- Comprehensive discovery with an inventory of questions spanning general background to genealogy to a full coverage of the business, ensuring the clients full opportunity to move from needs to wants and dreams,
- respect for differing opinions and expertise,
- cooperation in analyzing, distilling, and developing innovative potential options for resolution, and
- honing team skills to navigate and realize the family’s needs and demands.
“Leadership is in providing reliable relevant content and managing the collaborative process across all stages of Strategic Advising. Decision making is in the hands of the clients.”

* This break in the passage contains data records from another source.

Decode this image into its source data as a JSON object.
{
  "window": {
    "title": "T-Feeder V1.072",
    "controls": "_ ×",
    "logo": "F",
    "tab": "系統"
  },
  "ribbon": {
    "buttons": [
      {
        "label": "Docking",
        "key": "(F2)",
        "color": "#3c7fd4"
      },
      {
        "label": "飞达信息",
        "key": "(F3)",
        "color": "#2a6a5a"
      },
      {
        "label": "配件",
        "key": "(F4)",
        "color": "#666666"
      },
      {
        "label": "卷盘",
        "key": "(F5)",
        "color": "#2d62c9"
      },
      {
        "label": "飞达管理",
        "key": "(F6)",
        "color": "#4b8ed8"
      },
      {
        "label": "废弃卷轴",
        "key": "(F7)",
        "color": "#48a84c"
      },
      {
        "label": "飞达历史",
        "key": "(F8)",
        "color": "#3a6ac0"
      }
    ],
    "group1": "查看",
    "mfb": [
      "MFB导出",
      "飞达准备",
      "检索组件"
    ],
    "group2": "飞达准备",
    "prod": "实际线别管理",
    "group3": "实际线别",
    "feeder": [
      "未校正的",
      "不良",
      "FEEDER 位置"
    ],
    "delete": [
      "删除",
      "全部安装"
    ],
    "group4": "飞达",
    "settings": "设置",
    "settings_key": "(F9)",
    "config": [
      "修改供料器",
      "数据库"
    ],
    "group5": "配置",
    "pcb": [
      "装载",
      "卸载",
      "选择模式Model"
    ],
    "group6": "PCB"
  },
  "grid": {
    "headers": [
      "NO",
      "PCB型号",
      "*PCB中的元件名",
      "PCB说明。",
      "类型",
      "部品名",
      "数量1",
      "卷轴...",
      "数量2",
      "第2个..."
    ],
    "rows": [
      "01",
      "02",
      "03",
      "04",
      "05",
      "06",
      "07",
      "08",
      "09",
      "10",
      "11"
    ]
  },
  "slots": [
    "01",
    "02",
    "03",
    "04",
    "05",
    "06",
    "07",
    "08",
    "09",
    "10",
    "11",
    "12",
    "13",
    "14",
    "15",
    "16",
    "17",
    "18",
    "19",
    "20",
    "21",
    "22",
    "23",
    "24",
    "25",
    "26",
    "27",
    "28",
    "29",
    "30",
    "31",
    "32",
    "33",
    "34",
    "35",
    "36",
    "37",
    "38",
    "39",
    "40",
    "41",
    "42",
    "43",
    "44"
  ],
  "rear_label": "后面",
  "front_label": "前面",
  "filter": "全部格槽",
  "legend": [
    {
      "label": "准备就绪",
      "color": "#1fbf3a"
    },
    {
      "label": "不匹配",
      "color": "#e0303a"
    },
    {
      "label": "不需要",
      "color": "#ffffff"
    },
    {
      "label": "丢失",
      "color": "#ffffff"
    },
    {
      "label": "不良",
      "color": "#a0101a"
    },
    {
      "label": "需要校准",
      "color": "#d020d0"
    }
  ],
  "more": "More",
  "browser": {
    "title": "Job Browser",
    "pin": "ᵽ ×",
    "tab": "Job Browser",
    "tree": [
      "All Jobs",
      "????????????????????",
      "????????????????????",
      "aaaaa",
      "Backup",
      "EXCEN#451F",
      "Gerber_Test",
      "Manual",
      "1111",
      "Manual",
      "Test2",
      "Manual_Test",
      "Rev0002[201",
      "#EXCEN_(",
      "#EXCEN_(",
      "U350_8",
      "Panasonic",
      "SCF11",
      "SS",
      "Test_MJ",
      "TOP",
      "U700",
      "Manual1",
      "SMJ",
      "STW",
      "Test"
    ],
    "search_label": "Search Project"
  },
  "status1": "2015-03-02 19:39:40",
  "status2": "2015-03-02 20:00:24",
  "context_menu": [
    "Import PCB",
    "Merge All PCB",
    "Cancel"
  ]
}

There will be variances in how each advisor tackles their assignments and how they assess what outcomes are required. Learning about each team member’s ways will be ongoing; process corrections will happen and in-team discussions and constructive feedback will occur.
- Participants are the drivers; attack the problem, not the person Family members will be alert to any dredging up of past transgressions and they know the positions each personality in the room will want to champion. Facilitate the focus of the meeting on the interests of each family member distinct from their positions. Managing emotions and mental health issues are outside the agenda. Seek the family’s permission to bring in a counsellor to privately support those members struggling emotionally and ensure confidentiality.
- Keep the past in the past When even a hint of a recycling of the past comes to the fore during a meeting or conversation, advisors can remind the speakers that the problem is the center of everyone’s attention. The person is not. Finger pointing, ‘he said – they said’ recitations, or offhanded groans don’t move any agenda item forward. They incite and negatively change the atmosphere. A short break or a restart of the agenda topic using neutral language reintroduces the energy of collaboration and cooperation.
- Commit to the fullest development of choices and alternatives before clients make decisions The collaborative process meshes with Strategic Advising ensuring the production of facts and knowledge first, analysis, and options generation before any decisions by the client decision makers are made. When family members are eager to share their decisions early in the consultation, the offer is declined. Being mindful of the potential for bias, undue influence, a balanced outcome, conflicts of interest, and interference /noise requires premature or early offers are respectfully held back from being presented and caution is rendered to thwart private alliances.
- Recognize and respect the family’s process needs working to the pace of the slowest participant: Readiness to embrace a new model of C/MDT, collaboration in general or new best practices takes time and that pace needs to be acknowledged and respected. Trainings, seminars, storytelling, and other teaching tools can support the family as it learns and begins to practice a new process or tune up the process in place which may have fallen into disrepair.
- Distinguish and clarify the roles and boundaries of the C/MDT and those of the client family: What happens in the C/MDT (presenting data, challenges, strategies for managing deadlock, roadblocks, inclusivity, etc) isn’t always shared with the clients; whereas what the clients express is always considered by the C/MDT.
When do we introduce C/MDT to our clients? Now. Now, when we are first introduced to the client. We integrate these principles in our conversations and in our trainings. Once self-awareness and mindfulness begin to catch the attention of our established clients, we invite them to explore with their trusted advisors a new approach to working with them as a C/MDT with all advisors pulling in the same direction. It’s a shift in paradigm not in principles, values, or professionalism. Outcomes may shift to adapt language, inclusiveness, and innovation. Now, that makes a lot of sense.
Lorisa Stein is a senior collaborative practitioner, cross cultural anthropologist, consensual dispute resolution readiness and management consultant, policy analyst, and advisor.